In a decision handed down on December 6, 2019, the U.S. Court of Appeals for the Second Circuit established that, under the Fair Housing Act, a landlord who addresses other forms of tenant misconduct unrelated to race must also take reasonable steps to protect one tenant from racial harassment at the hands of another. Reversing a trial court order dismissing federal and state law claims, Francis v. Kings Park Manor held that it constitutes intentional racial discrimination for a landlord to turn a selectively blind eye to such discriminatory conduct.

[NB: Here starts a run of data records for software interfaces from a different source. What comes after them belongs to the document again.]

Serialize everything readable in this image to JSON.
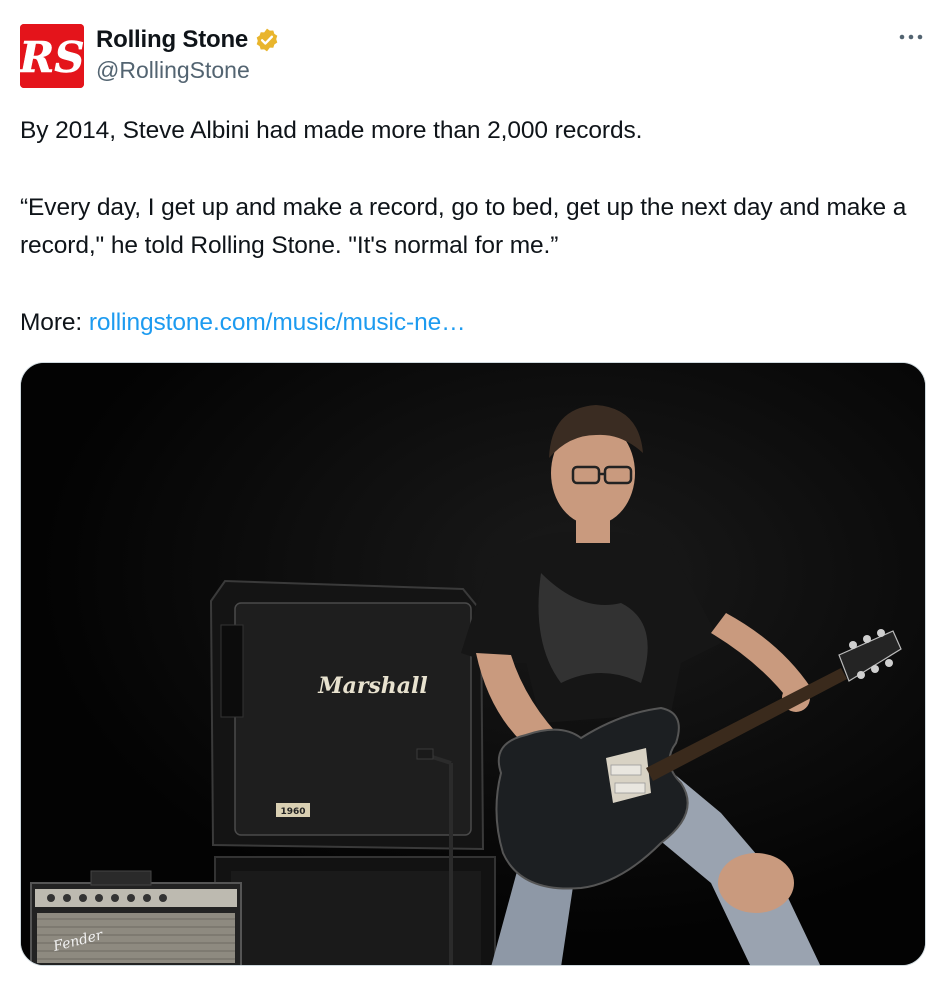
{
  "account": {
    "display_name": "Rolling Stone",
    "handle": "@RollingStone",
    "avatar_logo": "RS",
    "verified_badge_color": "#f4b400"
  },
  "tweet": {
    "line1": "By 2014, Steve Albini had made more than 2,000 records.",
    "quote": "“Every day, I get up and make a record, go to bed, get up the next day and make a record,\" he told Rolling Stone. \"It's normal for me.”",
    "more_label": "More:",
    "link_text": "rollingstone.com/music/music-ne…"
  },
  "media": {
    "amp_brand": "Marshall",
    "amp_model": "1960",
    "combo_brand": "Fender"
  },
  "icons": {
    "more": "more-options-icon",
    "verified": "verified-badge-icon"
  },
  "colors": {
    "brand_red": "#e4141b",
    "link_blue": "#1d9bf0",
    "secondary_text": "#536471"
  }
}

The case arose out of a rental agreement Donahue Francis signed with Kings Park Manor in 2010. Shortly after moving in, the complaint alleges, a neighbor named Raymond Endres began to subject him to what the Second Circuit aptly called “a brazen and relentless campaign of racial harassment, abuse, and threats.” This discriminatory conduct, which included repeated use of the N-word and at least one death threat, ultimately led to Endres being charged with, and pleading guilty to, a state hate crime. Francis alleges that, although both he and the police repeatedly told building management of this conduct, management did nothing other than advise him to continue calling the police. As a result, Francis feared for his safety for the several months of Endres’s campaign, and experienced significant emotional distress until Endres left Kings Park Manor in January 2013.
Relman, Dane & Colfax filed this lawsuit on behalf of Francis in the U.S. District Court for the Eastern District of New York against Endres, Kings Park Manor, and property manager Corrine Downing. The district court entered a default judgment against Endres, but it dismissed Francis’s other claims, reasoning that a landlord has no duty to act.
The Second Circuit reversed that judgment and remanded for further proceedings. The Second Circuit decision clears the way for Francis’s suit to go forward. But its impact may be felt more widely, because it makes clear that the Fair Housing Act’s anti-discrimination requirement extends to the ongoing relationship between landlord and tenant, rather than applying only to the rental transaction or events that effectively evict the tenant (as the defendants argued). As the court put it: “With the objective of building a racially integrated society in mind, it would make no sense for Congress to require landlords to rent homes without regard to race but then permit them to harass or otherwise discriminate against tenants because of race.”